OSHA sets electrical safety standards to protect employees that are exposed to hazards that may put them in danger of suffering from electrical shock, electrocution, fires and explosions. Specific standards are set according to the type of industry.
Any employee working directly with electricity must wear arc flash protective clothing. This should include jackets, harnesses, insulated gloves and dielectric footwear. All of the equipment that is carried with the worker or that the worker will be using must also be insulted as well.
Electrical hazards can cause serious burns, shocks and electrocution (death). There are three main causes of accidents and injuries when working with or around electricity:
Unsafe acts happen for two reasons: the person knows better but performs the act anyway or the person does not know better.
Some examples of unsafe acts are:
-Failure to de-energize, lockout and tag out hazards
-Use of defective or unsafe tools
-Using tools that are too close to energized parts
-Using a 3-wire plug with a 2-wire plug
-Not turning off the power when repairing the equipment
-Use of homemade extension cords
-Unguarded live parts such as bare conductors or exposed terminals and in instances where metal parts becoming energized when plugged in.
-Flammable vapors, liquids and gasses
-Blocked electrical boxes, flammable materials being stored in equipment rooms and lack of proper hazard signs
OSHA has set forth some general standards for electrical safety
+ Assume that all overhead wires are energized. Never assume that a wire is safe to touch
+ Never touch a fallen overhead power line
+ Stay at least 10 feet away from overhead wires during cleanup
+ If an overhead wire falls on your vehicle, stay in the car and try to drive away from the electric line. Call the local electric company to come and remove the line from the car
+ Never operate electrical equipment while you are in water
+ Never repair electrical equipment unless qualified to do so
+ If equipment has gotten wet, do not use it until a qualified electrician has inspected it first
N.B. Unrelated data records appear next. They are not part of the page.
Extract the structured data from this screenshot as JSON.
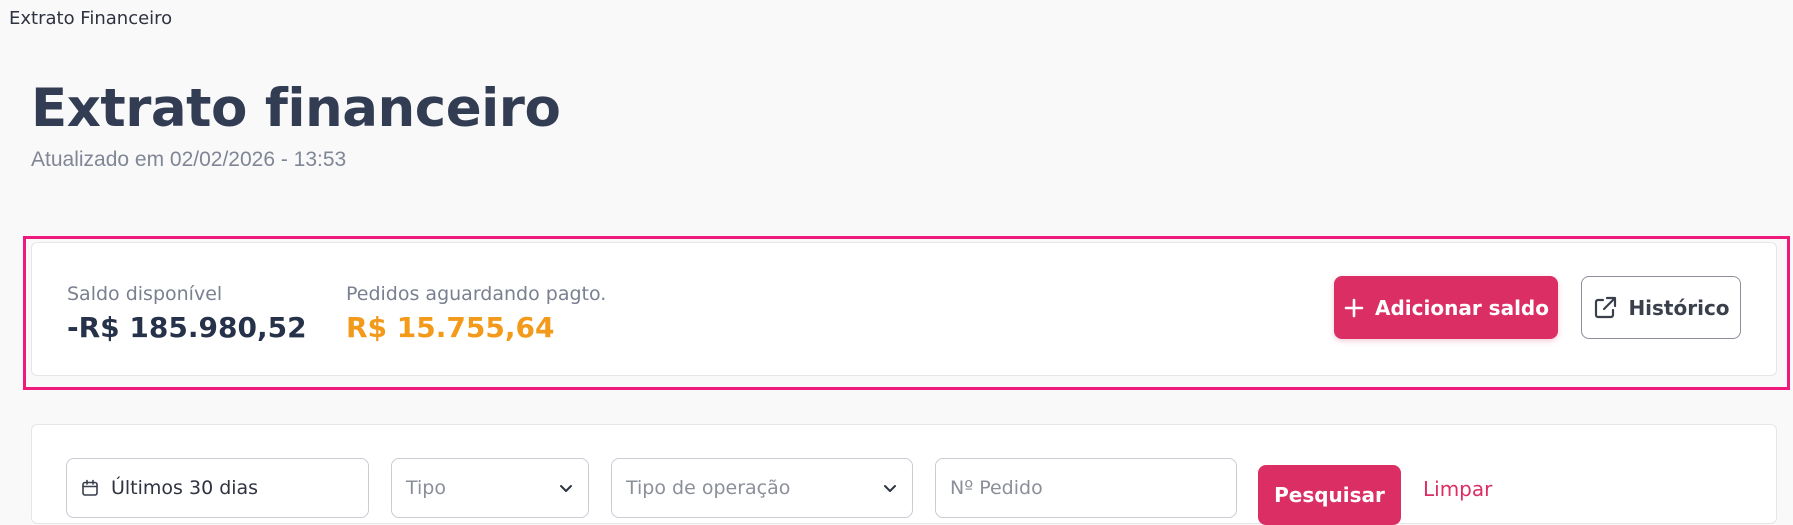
{
  "window": {
    "tab_title": "Extrato Financeiro"
  },
  "header": {
    "title": "Extrato financeiro",
    "updated": "Atualizado em 02/02/2026 - 13:53"
  },
  "balance": {
    "available_label": "Saldo disponível",
    "available_value": "-R$ 185.980,52",
    "pending_label": "Pedidos aguardando pagto.",
    "pending_value": "R$ 15.755,64",
    "add_button": "Adicionar saldo",
    "history_button": "Histórico"
  },
  "filters": {
    "period_value": "Últimos 30 dias",
    "type_placeholder": "Tipo",
    "operation_placeholder": "Tipo de operação",
    "order_placeholder": "Nº Pedido",
    "search_button": "Pesquisar",
    "clear_link": "Limpar"
  },
  "colors": {
    "accent": "#db2e64",
    "highlight_frame": "#ee1b7c",
    "pending_value": "#f39a1b",
    "title": "#323d53"
  },
  "icons": {
    "add": "plus-icon",
    "history": "external-link-icon",
    "period": "calendar-icon",
    "dropdown": "chevron-down-icon"
  }
}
There is a high incidence of injury and death when working with and around electricity, which is why it is very important to follow electrical safety rules and regulations when around electricity. Following safety rules and using common sense can mean the difference between life and death.